Barnyard Species are Declining, Too
Zakri Abdul Hamid, Ph.D., chair of the independent Intergovernmental Science-Policy Platform on Biodiversity and Ecosystem Services, states that the disappearance of wild and domesticated plant and animal species constitutes a fundamental threat to the well-being and perhaps survival of humankind. His urgent message was most recently delivered in Norway to 450 international government authorities responsible for biodiversity and economic planning. “We are hurtling towards irreversible environmental tipping points that, once passed, would reduce the ability of ecosystems to provide essential goods and services to humankind,” Zakri stated.
Findings by the United Nations Food and Agriculture Organization show that genetic diversity, among even domestic livestock, is declining. Typically, breeds become rare because their characteristics either don’t suit contemporary demands or because differences in their qualities have not been recognized.

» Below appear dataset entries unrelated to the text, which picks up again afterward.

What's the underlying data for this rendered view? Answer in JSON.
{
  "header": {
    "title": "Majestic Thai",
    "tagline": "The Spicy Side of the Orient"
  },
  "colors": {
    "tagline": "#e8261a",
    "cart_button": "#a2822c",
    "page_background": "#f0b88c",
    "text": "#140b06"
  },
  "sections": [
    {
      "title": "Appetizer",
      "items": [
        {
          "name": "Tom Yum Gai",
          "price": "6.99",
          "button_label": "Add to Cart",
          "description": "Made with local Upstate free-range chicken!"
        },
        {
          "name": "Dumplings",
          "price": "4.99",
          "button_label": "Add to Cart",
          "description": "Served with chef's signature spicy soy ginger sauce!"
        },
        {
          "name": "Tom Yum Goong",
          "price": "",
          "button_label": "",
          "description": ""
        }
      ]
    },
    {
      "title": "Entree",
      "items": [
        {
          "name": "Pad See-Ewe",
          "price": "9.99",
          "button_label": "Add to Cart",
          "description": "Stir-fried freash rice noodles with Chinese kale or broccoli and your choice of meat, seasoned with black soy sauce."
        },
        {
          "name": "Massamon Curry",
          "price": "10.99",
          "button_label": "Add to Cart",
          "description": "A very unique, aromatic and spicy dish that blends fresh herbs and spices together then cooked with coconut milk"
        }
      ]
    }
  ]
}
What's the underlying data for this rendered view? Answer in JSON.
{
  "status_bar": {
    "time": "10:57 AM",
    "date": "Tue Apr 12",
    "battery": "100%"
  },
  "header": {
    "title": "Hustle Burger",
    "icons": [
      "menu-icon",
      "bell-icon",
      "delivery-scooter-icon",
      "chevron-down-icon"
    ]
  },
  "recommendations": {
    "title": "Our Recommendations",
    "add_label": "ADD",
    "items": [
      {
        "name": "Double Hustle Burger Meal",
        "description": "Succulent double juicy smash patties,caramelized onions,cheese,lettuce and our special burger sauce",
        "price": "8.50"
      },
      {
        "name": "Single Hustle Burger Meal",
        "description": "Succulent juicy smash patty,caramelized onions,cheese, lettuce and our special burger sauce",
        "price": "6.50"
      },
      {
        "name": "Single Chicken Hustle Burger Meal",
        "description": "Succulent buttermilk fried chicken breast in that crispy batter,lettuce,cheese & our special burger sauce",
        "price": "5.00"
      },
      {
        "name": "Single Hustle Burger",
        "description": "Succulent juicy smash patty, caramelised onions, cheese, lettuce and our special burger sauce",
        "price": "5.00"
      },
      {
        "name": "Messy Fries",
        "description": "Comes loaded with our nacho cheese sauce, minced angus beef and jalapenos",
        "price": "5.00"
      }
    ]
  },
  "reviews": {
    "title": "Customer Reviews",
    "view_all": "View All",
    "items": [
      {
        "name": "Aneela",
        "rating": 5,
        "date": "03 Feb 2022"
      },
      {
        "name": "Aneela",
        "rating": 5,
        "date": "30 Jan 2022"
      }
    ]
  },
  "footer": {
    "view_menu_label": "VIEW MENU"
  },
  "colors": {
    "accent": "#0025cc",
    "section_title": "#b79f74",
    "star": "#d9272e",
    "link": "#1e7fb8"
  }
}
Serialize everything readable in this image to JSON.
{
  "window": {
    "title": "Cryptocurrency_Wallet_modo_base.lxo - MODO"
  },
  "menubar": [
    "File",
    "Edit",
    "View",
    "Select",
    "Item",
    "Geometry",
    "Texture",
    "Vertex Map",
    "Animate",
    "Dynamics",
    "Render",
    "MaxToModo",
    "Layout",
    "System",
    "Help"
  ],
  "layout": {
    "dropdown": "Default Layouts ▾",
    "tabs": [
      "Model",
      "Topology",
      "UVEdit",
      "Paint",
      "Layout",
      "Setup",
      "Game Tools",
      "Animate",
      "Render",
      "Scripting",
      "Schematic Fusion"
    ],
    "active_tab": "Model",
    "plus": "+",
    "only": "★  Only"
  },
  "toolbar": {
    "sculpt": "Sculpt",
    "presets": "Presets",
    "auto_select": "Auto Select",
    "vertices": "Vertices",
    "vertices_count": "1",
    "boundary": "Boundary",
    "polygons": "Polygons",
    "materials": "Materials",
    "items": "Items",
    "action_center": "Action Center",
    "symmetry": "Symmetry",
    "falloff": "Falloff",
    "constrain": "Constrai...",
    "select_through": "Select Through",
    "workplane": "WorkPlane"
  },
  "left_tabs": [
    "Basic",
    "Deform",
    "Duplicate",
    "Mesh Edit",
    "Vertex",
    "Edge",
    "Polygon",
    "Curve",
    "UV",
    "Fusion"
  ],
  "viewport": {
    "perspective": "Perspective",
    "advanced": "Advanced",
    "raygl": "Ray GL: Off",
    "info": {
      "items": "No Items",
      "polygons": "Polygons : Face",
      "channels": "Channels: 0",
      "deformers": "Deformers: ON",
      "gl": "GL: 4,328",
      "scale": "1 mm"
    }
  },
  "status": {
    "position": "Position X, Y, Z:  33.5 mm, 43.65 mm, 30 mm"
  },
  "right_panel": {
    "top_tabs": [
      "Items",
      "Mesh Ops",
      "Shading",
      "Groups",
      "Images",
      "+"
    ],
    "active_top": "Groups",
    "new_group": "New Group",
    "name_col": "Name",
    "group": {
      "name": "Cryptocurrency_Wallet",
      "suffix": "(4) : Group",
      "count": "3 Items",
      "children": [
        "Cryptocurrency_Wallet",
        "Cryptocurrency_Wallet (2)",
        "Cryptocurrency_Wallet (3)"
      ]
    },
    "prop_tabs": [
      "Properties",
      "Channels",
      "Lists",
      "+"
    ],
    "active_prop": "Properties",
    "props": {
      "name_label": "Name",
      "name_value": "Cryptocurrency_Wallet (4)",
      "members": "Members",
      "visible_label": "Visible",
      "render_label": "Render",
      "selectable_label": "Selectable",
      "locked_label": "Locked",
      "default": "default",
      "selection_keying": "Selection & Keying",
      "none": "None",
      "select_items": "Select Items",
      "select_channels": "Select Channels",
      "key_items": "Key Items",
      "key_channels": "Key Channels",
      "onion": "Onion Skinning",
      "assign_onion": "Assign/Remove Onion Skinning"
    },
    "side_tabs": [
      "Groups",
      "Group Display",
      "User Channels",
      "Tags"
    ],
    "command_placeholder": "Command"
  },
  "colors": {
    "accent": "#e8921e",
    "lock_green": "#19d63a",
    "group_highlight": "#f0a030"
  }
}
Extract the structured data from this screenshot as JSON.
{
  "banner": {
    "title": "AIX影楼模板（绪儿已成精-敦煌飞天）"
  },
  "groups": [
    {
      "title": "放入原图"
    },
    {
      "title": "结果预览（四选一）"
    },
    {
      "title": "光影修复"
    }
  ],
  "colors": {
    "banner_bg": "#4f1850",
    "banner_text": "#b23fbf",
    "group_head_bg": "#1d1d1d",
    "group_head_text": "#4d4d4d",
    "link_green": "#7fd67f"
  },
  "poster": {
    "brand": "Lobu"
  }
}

When a breed population falls to about 1,000 animals, it is considered rare and endangered.
While we know of 30,000 edible plant species, only 30 crops account for 95 percent of human food energy; 60 percent of these crops comprise varieties of rice, wheat, maize, millet and sorghum.
Source: Science Daily